Tuesday, October 27, 2009
(Posted by CAAI News Media)
Deputy Prime Minister Suthep Thaugsuban said on Tuesday that he had explained to Cambodian Prime Minister Hun Sen the issues surround ousted premier Thaksin Shinawatra and Mr Hun Sen had promised not to interfere in Thai politics.
Mr Suthep said he told Mr Hun Sen during the weekend's Asean summit that Thaksin had not been unfairly treated as claimed. In fact, the former prime minister was found to have broken the law and was sentenced to imprisonment in a proper judicial process.
Mr Suthep said he told Mr Hun Sen that Thaksin fled the country not because of the Sept 19 2006 coup but to avoid the court's legal sentencing and a two-year jail term.
"The post-coup government stayed for only one year and a new constitution was approved by the people in a public referendum.
"Thaksin and his men accepted the constitution, took part in the elections and their party was the winner and subsequently formed governments in which Samak Sundaravej and Somchai Wongsawat were the prime ministers.
"However, these two men were unseated because they had broken the law," Mr Suthep said.
On extradition, Mr Suthep said he told Mr Hun Sen said that although he and Thaksin were friends, Thailand would ask Cambodia to extradite Thaksin if he was in Cambodia, as allowed by the extradition treaty between the two countries.
"It is up to Cambodia to decide whether or not it would do as requested. The matter might have to be taken to court in the end,'' he added.
He also said that Mr Hun Sen accepted his request that the verbal exchanges between the leaders of the two countries should not lead to border tensions or a clash between soldiers.
Prime Minister Abhisit Vejjajiva said after the cabinet meeting on Tuesday that he believes Cambodia understands the issue better after Mr Suthep's clarification.
The foreign minister's secretary Chavanont Intarakomalsut said the Foreign Affairs Ministry will issue an official response to Mr Hun Sen, because he may have been given incorrect information about Thaksin.
Mr Hun Sen expressed sympathy for Thaksin during the Asean summit last week. He said Thaksin was treated unjustly and was homeless as a result, and that Thailand had allowed Cambodian opposition leader Sam Rainsy, his political rival, to attack him from Thai soil.
Mr Chavanont said the Foreign Ministry's statement will outline the facts about Thaksin because Mr Hun Sen might have been given incorrect information, leading to a misunderstanding and uncomfortable feelings between Thailand and Cambodia.
Mr Chavanont said the government had nothing to do with Sam Rainsy being invited to speak at the Foreign Correspondents Club of Thailand.
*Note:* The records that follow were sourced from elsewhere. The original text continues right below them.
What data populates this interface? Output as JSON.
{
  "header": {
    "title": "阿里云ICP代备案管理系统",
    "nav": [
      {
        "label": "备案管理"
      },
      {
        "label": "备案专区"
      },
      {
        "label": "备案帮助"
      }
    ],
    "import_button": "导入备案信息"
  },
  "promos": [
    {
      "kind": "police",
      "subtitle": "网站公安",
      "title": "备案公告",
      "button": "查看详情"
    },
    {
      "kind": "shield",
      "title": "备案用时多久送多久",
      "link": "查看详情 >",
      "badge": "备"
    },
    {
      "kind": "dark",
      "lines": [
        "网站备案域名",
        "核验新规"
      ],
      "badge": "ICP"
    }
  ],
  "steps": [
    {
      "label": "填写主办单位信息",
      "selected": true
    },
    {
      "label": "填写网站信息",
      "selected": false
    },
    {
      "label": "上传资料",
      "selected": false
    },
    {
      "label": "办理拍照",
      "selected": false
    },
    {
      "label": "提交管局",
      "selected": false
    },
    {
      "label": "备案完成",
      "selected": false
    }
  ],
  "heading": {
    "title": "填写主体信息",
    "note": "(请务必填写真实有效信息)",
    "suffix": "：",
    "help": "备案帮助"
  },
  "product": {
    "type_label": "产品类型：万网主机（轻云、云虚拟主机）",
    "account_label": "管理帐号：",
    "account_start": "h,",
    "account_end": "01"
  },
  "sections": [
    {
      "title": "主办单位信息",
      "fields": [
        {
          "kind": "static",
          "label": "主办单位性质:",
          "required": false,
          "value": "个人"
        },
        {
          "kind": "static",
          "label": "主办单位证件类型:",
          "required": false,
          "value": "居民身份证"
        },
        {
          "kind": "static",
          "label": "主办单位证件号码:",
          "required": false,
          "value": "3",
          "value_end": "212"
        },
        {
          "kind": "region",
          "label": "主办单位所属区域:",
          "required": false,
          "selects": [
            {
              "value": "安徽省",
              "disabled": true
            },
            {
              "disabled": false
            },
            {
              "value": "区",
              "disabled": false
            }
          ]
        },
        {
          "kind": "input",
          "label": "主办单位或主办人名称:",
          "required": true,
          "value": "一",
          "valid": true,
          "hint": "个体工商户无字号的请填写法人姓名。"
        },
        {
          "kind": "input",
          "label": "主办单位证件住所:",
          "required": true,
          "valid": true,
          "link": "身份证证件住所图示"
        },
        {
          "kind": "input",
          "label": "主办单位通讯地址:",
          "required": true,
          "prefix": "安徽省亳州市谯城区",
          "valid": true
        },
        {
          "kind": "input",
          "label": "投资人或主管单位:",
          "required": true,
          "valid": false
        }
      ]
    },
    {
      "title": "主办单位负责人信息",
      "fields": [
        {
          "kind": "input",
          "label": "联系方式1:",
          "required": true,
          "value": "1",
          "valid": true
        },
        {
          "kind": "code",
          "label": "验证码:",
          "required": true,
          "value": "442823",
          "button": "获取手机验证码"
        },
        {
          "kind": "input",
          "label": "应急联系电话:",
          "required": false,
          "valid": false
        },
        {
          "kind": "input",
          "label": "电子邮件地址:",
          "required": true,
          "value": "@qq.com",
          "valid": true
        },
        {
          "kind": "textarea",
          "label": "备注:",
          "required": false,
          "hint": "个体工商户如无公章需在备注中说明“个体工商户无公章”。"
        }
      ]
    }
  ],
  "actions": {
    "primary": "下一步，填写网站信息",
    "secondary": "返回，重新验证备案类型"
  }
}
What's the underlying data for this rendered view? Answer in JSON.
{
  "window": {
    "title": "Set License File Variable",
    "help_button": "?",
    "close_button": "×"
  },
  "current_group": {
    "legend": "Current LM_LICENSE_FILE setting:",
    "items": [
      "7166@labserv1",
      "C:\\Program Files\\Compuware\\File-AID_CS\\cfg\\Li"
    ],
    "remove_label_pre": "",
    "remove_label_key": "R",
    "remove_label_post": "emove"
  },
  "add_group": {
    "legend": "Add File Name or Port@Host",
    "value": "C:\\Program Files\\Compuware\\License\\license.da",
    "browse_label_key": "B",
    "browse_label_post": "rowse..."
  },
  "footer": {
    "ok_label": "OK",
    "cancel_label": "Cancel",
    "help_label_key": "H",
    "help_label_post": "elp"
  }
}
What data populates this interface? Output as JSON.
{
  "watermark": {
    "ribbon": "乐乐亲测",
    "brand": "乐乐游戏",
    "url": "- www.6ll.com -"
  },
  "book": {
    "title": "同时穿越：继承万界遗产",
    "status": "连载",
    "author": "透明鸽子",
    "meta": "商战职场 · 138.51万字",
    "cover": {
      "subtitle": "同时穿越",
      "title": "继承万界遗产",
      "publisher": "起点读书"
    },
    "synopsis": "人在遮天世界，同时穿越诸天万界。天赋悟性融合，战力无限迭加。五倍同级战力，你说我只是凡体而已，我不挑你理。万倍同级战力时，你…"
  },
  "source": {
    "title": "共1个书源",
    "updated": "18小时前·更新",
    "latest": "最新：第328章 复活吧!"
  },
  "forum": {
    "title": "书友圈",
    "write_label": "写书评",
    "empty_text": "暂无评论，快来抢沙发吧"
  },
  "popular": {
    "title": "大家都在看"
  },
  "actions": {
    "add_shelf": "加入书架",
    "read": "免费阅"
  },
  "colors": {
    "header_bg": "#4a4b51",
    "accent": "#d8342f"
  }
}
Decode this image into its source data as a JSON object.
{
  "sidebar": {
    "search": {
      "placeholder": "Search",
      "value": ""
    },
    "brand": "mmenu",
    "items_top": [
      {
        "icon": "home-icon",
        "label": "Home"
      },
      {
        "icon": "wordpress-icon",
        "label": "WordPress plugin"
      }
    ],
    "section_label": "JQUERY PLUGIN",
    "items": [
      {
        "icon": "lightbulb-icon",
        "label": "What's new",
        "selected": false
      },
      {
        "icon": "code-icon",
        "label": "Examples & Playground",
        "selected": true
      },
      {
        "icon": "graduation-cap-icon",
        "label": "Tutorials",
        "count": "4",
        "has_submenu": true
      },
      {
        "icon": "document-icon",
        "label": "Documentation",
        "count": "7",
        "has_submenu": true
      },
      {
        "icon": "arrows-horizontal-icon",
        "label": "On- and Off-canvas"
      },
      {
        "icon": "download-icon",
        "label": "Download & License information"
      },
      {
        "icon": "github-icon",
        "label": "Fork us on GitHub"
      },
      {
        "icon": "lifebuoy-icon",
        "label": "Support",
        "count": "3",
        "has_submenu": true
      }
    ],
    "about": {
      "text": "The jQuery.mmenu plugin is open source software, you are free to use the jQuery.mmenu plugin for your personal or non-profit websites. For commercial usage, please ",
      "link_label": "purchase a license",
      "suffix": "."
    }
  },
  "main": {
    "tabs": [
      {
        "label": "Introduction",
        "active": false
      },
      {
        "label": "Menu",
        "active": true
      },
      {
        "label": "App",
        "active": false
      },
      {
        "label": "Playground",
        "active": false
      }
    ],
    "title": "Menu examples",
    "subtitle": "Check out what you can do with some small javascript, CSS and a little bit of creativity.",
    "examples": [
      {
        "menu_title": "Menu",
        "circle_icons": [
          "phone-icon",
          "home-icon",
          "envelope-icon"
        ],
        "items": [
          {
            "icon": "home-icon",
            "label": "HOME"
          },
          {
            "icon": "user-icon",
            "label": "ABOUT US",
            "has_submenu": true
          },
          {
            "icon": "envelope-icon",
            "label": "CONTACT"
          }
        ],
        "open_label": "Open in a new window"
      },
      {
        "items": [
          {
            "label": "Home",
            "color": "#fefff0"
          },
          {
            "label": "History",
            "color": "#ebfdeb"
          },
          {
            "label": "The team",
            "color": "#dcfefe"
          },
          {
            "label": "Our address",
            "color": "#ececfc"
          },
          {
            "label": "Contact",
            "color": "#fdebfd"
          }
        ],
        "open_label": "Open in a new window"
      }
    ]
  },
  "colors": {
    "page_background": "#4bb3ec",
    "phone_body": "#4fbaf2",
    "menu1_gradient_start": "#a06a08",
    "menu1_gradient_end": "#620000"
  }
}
Moreover, Sam Rainsy, unlike Thaksin, was not a convicted criminal and could enter the country as an ordinary tourist.
On the issue of Thaksin's possible extradition if he goes to and stays in Cambodia, he said it was a matter for the appropriate parties to determine whether he is a political victim or convicted criminal. It was not a subject for verbal argument.
Mr Chavanont said the Foreign Ministry has to be careful not to turn the Thaksin case into a dispute between countries. The government had no policy to hold talks in secret in exchange for some benefit without telling the people, he said.
In the morning, members of the People's Assembly of Thailand led by Chaiwat Sinsuwong gathered in front of the Cambodian embassy in Bangkok to protest against Mr Hun Sen's offer of a home for Thaksin to Cambodia.
"The People's Assembly of Thailand condemn the Cambodian prime minister for taking the opportunity during the Asean Summit to tell reporters that Cambodia would not hand over Thaksin if Thailand sought his extradition," he said.
"This is an insult to Thailand, the Thai government and the Thai people, and it destroys good relations between the two countries."
He demanded Mr Hun Sen apologise to Thailand.
The group also condemned Puea Thai Party chairman Chavalit Yongchaiyudh, who met Mr Hun Sen in Phnom Penh last week.
Security in front of the Cambodian embassy was tightened. A company of police were deployed to guard around the embassy and metal barriers placed around the entrance.
Army chief Anupong Paojinda, meanwhile, reiterated that military ties between Cambodia and Thailand remain tight.
Gen Anupong would not say whether Gen Chavalit's visit to the neighbouring country would affect the army in any way. He said he did not know whether Gen Chavalit was there to discuss personal matters or not.
The army chief saidthat situation along the Thai-Cambodian border remains calm, and that soldiers of the two countries are obeying their governments' decision to solve the border conflict through bilateral talks.
"I can assure you that the situation there will not lead to fighting, and we will not resort to the use of force," Gen Anupong said.